Leading heart experts released cholesterol management guidelines Saturday that call on doctors to tailor treatment to more personalized risk assessments of each patient and recommend the use of two new kinds of drugs for those at the greatest danger of disease.
The latest guidelines give clinicians a better idea of how to do that via treatment categories that vary depending on cholesterol scores and, if necessary, other tests. The 121-page document was unveiled Saturday at the American Heart Association’s 2018 Scientific Sessions in Chicago and published in the Journal of the American College of Cardiology and the heart association’s journal, Circulation.
“We essentially are endorsing and expanding the scope of the risk discussion,” said Neil J. Stone, vice chairman of the committee that wrote the guidelines and a cardiology professor at Northwestern University’s Feinberg School of Medicine.
For example, the guidelines recommend “high-intensity” statin therapy for people under the age of 75 who are determined to have atherosclerotic cardiovascular disease, with the goal of reducing their low-density lipoproteins (LDL), or “bad,” cholesterol by 50 percent. In people aged 40 to 75 with diabetes, “moderate-intensity” statin therapy is indicated regardless of the patient’s 10-year risk of disease, according to another recommendation.
Heart disease is the leading killer of Americans. Nearly a third of all U.S. adults have high LDL levels, a major cause of fatty deposits in arteries that lead to heart attacks, strokes and other cardiovascular problems.
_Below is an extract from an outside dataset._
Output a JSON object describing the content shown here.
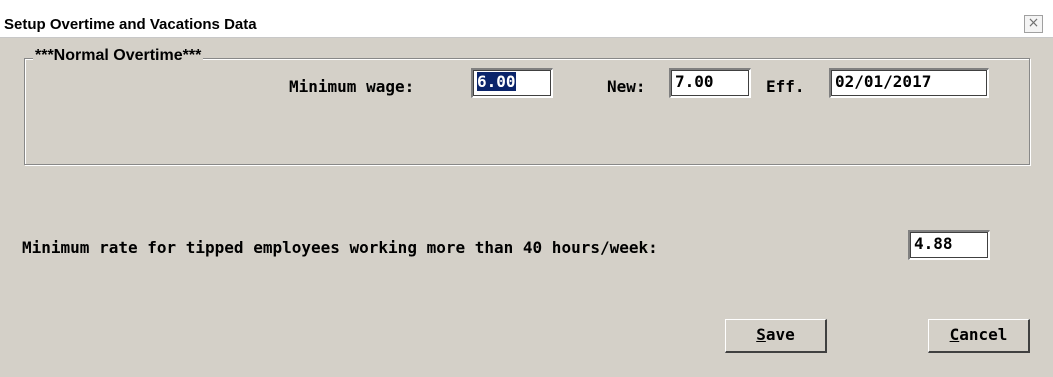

The recommendations reaffirm the guiding principles of heart health that “lower is better” when it comes to LDLs, and that people should try to achieve that first by living a healthy lifestyle, starting in childhood. That includes diet and exercise, controlling blood pressure and avoiding smoking, among other measures.
When those steps aren’t sufficient, the guidelines again endorse statins as the cornerstone of preventive treatment for people at risk of disease. About 43 million people in the United States take statins to lower their LDL levels. The drugs are credited with reducing the risk of heart attacks and strokes.
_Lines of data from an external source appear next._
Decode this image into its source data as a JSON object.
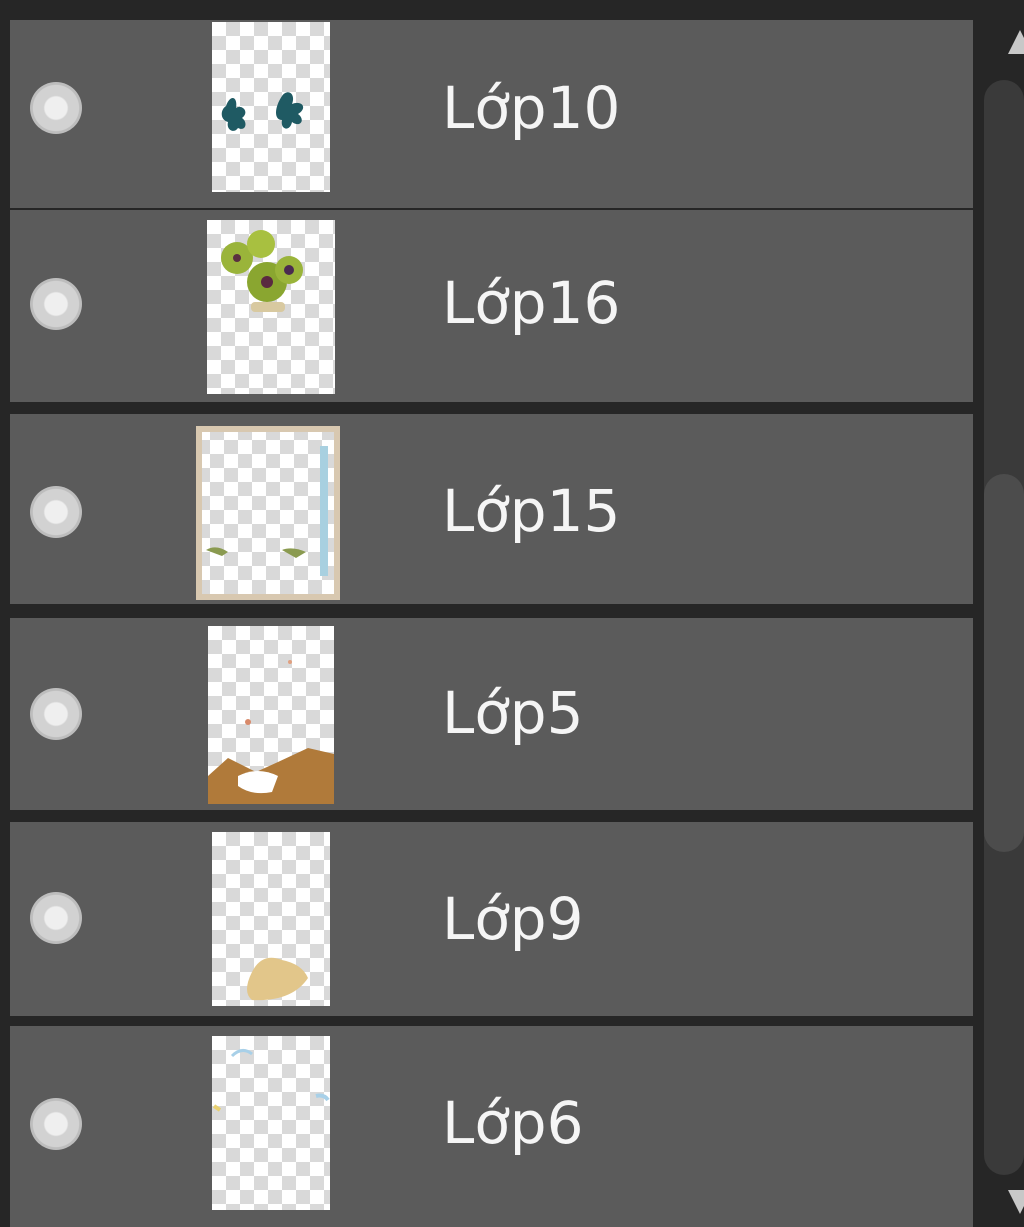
{
  "layers": [
    {
      "name": "Lớp10",
      "thumbnail_icon": "teal-leaves-thumbnail",
      "visible_toggle": "eye-dot-icon"
    },
    {
      "name": "Lớp16",
      "thumbnail_icon": "green-flower-thumbnail",
      "visible_toggle": "eye-dot-icon"
    },
    {
      "name": "Lớp15",
      "thumbnail_icon": "frame-border-thumbnail",
      "visible_toggle": "eye-dot-icon"
    },
    {
      "name": "Lớp5",
      "thumbnail_icon": "brown-ground-thumbnail",
      "visible_toggle": "eye-dot-icon"
    },
    {
      "name": "Lớp9",
      "thumbnail_icon": "beige-shape-thumbnail",
      "visible_toggle": "eye-dot-icon"
    },
    {
      "name": "Lớp6",
      "thumbnail_icon": "light-blue-sketch-thumbnail",
      "visible_toggle": "eye-dot-icon"
    }
  ],
  "colors": {
    "panel_background": "#262626",
    "row_background": "#5b5b5b",
    "text": "#f5f5f5"
  }
}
Parag Joshi, an assistant professor of medicine at the University of Texas Southwestern Medical Center in Dallas, who conducts research in preventive cardiology, said the guidelines combine the old emphasis on LDL scores with the approach outlined in 2013. The move away from LDL scores was loudly criticized by some clinicians when the 2013 recommendations were issued.
Joshi said that in the intervening five years research has shown “really high quality evidence that we can go for [LDL scores of] lower than 70 and do it with these [newer] medicines.”
Two drugs have been developed since the last guidelines were issued in 2013, and the panel endorsed their use in cases when statins are not sufficient. For people who have suffered a heart attack or have numerous high-risk conditions, experts suggest adding ezetemibe. The drug, which is marketed as Zetia but is also available in generic form, decreases the amount of cholesterol absorbed in the small intestine.
In some cases, experts also recommend the use of PCSK9 inhibitors, powerful drugs approved by the Food and Drug Administration in 2015 that block a substance that hinders the liver’s ability to remove LDLs from the blood. The drugs, used mainly to treat an inherited disorder that causes very early heart attacks, are enormously expensive, and the panel offered physicians a way to assess their value.
The committee estimated PCSK9 inhibitors cost more than $150,000 for every good year of life added. Amgen, the drug company that makes the PCSK9 inhibitor Repatha, cut its list price in October to $5,850 per year to make it more affordable, a spokeswoman said.
When doctors have a difficult time deciding how to treat patients, the committee suggests coronary artery calcium tests can be helpful in determining how much plaque has built up on the walls of certain blood vessels. They raised the prospect of beginning cholesterol testing much earlier in life, to identify children at risk of developing heart disease.